Hurricane Harvey has dumped torrential rains since it made landfall in Texas, causing catastrophic flooding over the largest second state of the United States of America.
Authorities have predicted widespread devastation as meteorologist forecasted historic rainfall totals up to 50 inches by Wednesday. The rain showed no sign of slowing for the coming days. Some places even far inland were predicted to get as much as 40 inches of rain through Wednesday. Thus, weather experts warned residents to be more vigilant.
CNN meteorologist and severe weather expert Chad Myers warned residents of Houston to move to higher ground.
“The storm isn’t moving, but the rain bands are moving like a pinwheel,” he said. “You are going to get a pinwheel (Saturday night) that will wake up–or you’ll wake up with 12-18 inches of new rainfall on the ground.”
Heavy flooding was evident in Houston where buildings and parts of communities were submerged. There were more than 1,000 calls for rescues and people were forced to their rooftops.
Hurrican Harvey was predicted to be far more powerful but it weakened upon landfall. Harvey became a tropical storm, with sustained winds of 70 mph, Saturday afternoon. It is expected to weaken into a tropical depression that hangs in the region through Thursday.
Fatality of the Storm
Authorities could not give accurate records of human casualties as the tropical storm continues to ravage Texas. However, initial report said the hurricane left at least three people dead after it hammered the Texas coast.
The first fatality was reported in the hard-hit coastal city of Rockport, where the person died in a house fire during the storm, Aransas County Judge Burt Mills said Saturday afternoon. At least a dozen people were injured.
In addition, fatalities were feared in Rockport, where an estimated 5,000 residents had stayed put for the storm that blasted ashore as a Category 4 around 11 p.m. ET Friday between Port Aransas and Port O’Connor.
President Trump tweeted about the storm, saying “experts are calling #Harvey a once in 500 year flood.” However, the US president assured his administration is ready to “an all out effort going” in response to it.
The response included the deployment of 3,000 national and state guard service members, 500 vehicles, and 14 aircrafts.

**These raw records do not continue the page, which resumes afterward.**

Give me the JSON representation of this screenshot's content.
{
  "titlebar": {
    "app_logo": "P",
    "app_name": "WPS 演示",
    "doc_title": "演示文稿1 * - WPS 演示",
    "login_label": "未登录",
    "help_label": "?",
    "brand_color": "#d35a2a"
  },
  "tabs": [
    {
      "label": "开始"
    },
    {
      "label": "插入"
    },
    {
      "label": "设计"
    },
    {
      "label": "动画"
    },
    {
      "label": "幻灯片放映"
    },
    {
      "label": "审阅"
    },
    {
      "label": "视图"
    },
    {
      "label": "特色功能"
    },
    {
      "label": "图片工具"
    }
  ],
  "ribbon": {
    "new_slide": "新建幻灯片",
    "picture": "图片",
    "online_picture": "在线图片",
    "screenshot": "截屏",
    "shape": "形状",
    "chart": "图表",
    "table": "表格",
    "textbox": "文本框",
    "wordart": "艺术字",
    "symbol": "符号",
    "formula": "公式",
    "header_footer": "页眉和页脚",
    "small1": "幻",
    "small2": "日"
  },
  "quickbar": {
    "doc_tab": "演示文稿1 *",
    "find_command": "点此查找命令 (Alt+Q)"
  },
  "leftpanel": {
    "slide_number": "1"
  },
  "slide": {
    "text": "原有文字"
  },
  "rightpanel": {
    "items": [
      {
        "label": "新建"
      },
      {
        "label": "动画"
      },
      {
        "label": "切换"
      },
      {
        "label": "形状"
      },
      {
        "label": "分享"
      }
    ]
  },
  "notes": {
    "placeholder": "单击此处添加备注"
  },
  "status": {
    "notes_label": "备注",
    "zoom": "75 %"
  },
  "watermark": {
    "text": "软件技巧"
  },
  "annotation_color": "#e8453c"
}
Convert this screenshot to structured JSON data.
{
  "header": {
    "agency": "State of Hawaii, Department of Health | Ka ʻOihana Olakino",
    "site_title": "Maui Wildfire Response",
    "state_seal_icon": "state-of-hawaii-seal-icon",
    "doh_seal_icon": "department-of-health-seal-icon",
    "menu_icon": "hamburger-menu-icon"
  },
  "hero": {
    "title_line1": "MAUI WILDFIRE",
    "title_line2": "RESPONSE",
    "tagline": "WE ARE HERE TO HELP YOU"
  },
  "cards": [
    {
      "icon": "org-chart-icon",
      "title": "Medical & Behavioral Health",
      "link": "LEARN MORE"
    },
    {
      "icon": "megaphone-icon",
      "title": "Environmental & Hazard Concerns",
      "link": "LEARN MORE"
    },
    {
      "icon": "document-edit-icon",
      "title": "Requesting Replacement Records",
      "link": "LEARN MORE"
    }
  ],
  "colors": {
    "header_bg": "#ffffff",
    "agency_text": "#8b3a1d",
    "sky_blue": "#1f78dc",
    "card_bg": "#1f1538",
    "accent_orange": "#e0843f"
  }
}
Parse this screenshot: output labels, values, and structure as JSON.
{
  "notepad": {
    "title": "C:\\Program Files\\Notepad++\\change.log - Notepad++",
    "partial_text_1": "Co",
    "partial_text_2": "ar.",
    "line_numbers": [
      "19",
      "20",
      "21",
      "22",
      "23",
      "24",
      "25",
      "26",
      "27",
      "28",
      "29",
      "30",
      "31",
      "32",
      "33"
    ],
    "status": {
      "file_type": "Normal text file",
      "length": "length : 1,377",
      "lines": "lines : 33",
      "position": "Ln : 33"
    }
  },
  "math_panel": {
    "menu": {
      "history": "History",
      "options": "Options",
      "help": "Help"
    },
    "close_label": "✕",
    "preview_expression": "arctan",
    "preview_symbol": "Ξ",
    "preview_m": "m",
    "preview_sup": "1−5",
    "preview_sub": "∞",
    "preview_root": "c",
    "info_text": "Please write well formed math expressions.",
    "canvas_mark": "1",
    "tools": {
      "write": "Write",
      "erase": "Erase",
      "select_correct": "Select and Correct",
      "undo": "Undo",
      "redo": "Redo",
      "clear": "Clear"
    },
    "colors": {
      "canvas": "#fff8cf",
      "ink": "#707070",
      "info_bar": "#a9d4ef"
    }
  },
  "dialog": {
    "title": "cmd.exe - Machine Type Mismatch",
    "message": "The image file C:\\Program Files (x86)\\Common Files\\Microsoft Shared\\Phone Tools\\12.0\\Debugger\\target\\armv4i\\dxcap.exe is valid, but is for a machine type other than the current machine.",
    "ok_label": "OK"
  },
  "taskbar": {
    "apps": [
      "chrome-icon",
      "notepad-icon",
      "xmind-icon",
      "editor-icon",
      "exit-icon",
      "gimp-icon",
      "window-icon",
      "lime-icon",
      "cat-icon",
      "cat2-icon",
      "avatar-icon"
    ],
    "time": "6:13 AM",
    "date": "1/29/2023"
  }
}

In addition, 400 people have been deployed by the U.S. Department of Transportation in response to the danger and 250 highway closures were established statewide.